Urban, Community and Regional Planning
Urban heritage policies are rarely assessed on a regular or continuous basis. Formal indicator guidelines and scholarly work address some possible evaluation methods for urban heritage policies, but a gap exists between the generalized work and limited on-site implementation. Spatial and non-spatial datasets should contribute to our understanding and refinement of such policies. Yet, in practice, data and the proper assessment mechanisms are often lacking. This research presents Tel Aviv’s 2650b preservation plan as a case study to explore possible assessment methods of policy effectiveness. Tel Aviv is the second-largest city in Israel. In 2003 UNESCO declared the White City of Tel Aviv, the center-city area, a World Heritage Site (WHS). UNESCO based the designation on an outstanding synthesis of the Modern architecture movement and an outstanding example of new town planning of the 20th century. Municipal plan 2650b was enacted in 2008 and is linked to the WHS, protecting modern architecture and mainly focusing on the center-city area. The Plan classifies properties into two preservation levels and three architectural styles. The city’s online building archive facilitates analysis and evaluation of plan 2650b. The Plan has been in place for over a decade, during which no data-driven comprehensive evaluation or monitoring processes occurred. Relying upon Kitchin’s definition of effectiveness, in the context of urban indicators, as “whether goals and objectives are being met – doing the right things,” this research asks: what factors correlate with the effectiveness of Tel Aviv’s preservation plan? Three sub-questions lead the research: Are the Plan’s goals being met? Are they being met in the same way throughout the Plan area? And, how, if at all, are pre-existing characteristics of the properties addressed by the Plan? The study assesses the outlined goals and presents a roadmap for constructing indicators and spatial analysis for a specific policy. The study approach uses an author-created property-level database to assess proposed customized indicators and run spatial analysis. It finds that the prevalence of preservation varies across space, among architectural types, and between the two preservation-restriction levels. In particular, the Plan is relatively less effective at preserving Modernist buildings. These findings reveal the inconsistency of the Plan at protecting the Modernist architecture at the core of the global designation.
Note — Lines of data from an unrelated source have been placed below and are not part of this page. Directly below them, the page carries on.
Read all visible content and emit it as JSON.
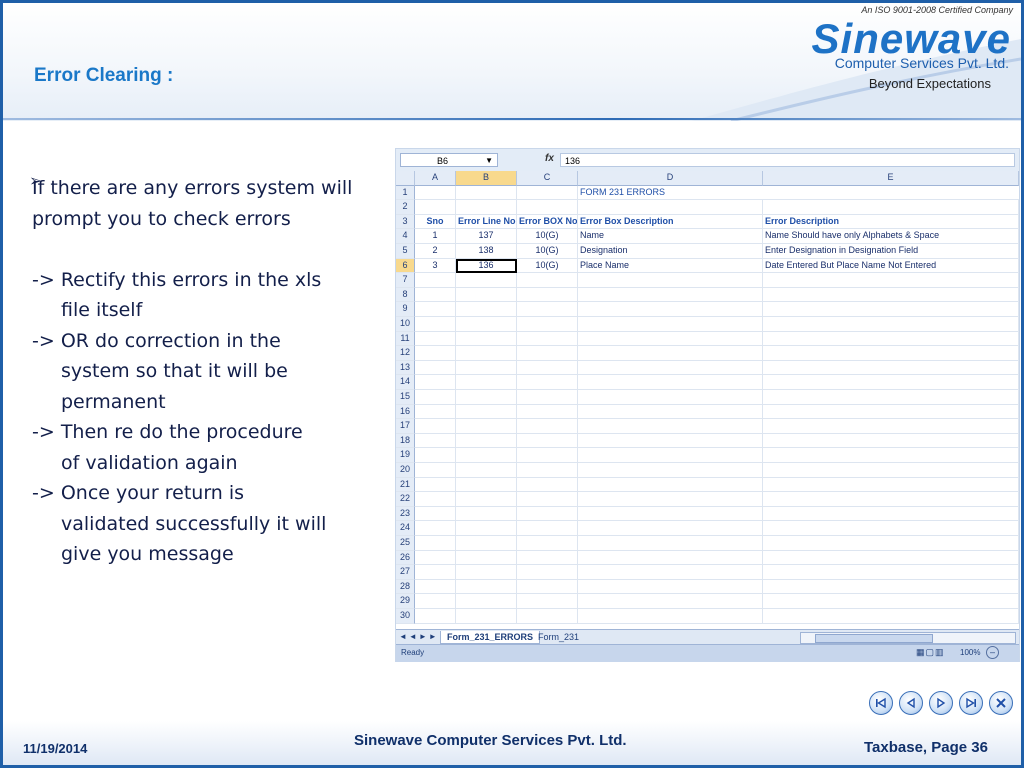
{
  "slide": {
    "title": "Error Clearing :",
    "logo": {
      "iso": "An ISO 9001-2008 Certified Company",
      "brand": "Sinewave",
      "subtitle": "Computer Services Pvt. Ltd.",
      "tagline": "Beyond Expectations"
    },
    "bullet_icon": "arrow-bullet-icon",
    "text_lines": [
      {
        "text": "If there are any errors system will",
        "indent": false
      },
      {
        "text": "prompt you to check errors",
        "indent": false
      },
      {
        "text": "",
        "indent": false
      },
      {
        "text": "-> Rectify this errors in the xls",
        "indent": false
      },
      {
        "text": "file itself",
        "indent": true
      },
      {
        "text": "-> OR do correction in the",
        "indent": false
      },
      {
        "text": "system so that it will be",
        "indent": true
      },
      {
        "text": "permanent",
        "indent": true
      },
      {
        "text": "-> Then re do the procedure",
        "indent": false
      },
      {
        "text": "of validation again",
        "indent": true
      },
      {
        "text": "-> Once your return is",
        "indent": false
      },
      {
        "text": "validated successfully it will",
        "indent": true
      },
      {
        "text": "give you message",
        "indent": true
      }
    ]
  },
  "excel": {
    "name_box": "B6",
    "fx_label": "fx",
    "formula_value": "136",
    "columns": [
      "A",
      "B",
      "C",
      "D",
      "E"
    ],
    "selected_column": "B",
    "selected_row": 6,
    "sheet_title": "FORM  231  ERRORS",
    "header_row": [
      "Sno",
      "Error Line No",
      "Error BOX No",
      "Error Box Description",
      "Error Description"
    ],
    "data_rows": [
      [
        "1",
        "137",
        "10(G)",
        "Name",
        "Name Should have only Alphabets & Space"
      ],
      [
        "2",
        "138",
        "10(G)",
        "Designation",
        "Enter Designation in Designation Field"
      ],
      [
        "3",
        "136",
        "10(G)",
        "Place Name",
        "Date Entered But Place Name Not Entered"
      ]
    ],
    "row_count": 30,
    "tabs": [
      "Form_231_ERRORS",
      "Form_231"
    ],
    "active_tab": "Form_231_ERRORS",
    "status": "Ready",
    "zoom": "100%"
  },
  "footer": {
    "date": "11/19/2014",
    "company": "Sinewave Computer Services Pvt. Ltd.",
    "page": "Taxbase, Page 36"
  },
  "nav_buttons": [
    "first-slide-icon",
    "previous-slide-icon",
    "next-slide-icon",
    "last-slide-icon",
    "close-icon"
  ],
  "colors": {
    "frame": "#1f5fa8",
    "title": "#1a78c8",
    "body_text": "#131f4a",
    "excel_header": "#1f4fa8",
    "selection": "#f8d98d"
  }
}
The results stress the need for data collection, setting numeric objectives, monitoring plan outcomes, and potential future research to realign incentives with preservation goals.
Ammon, Francesca Russello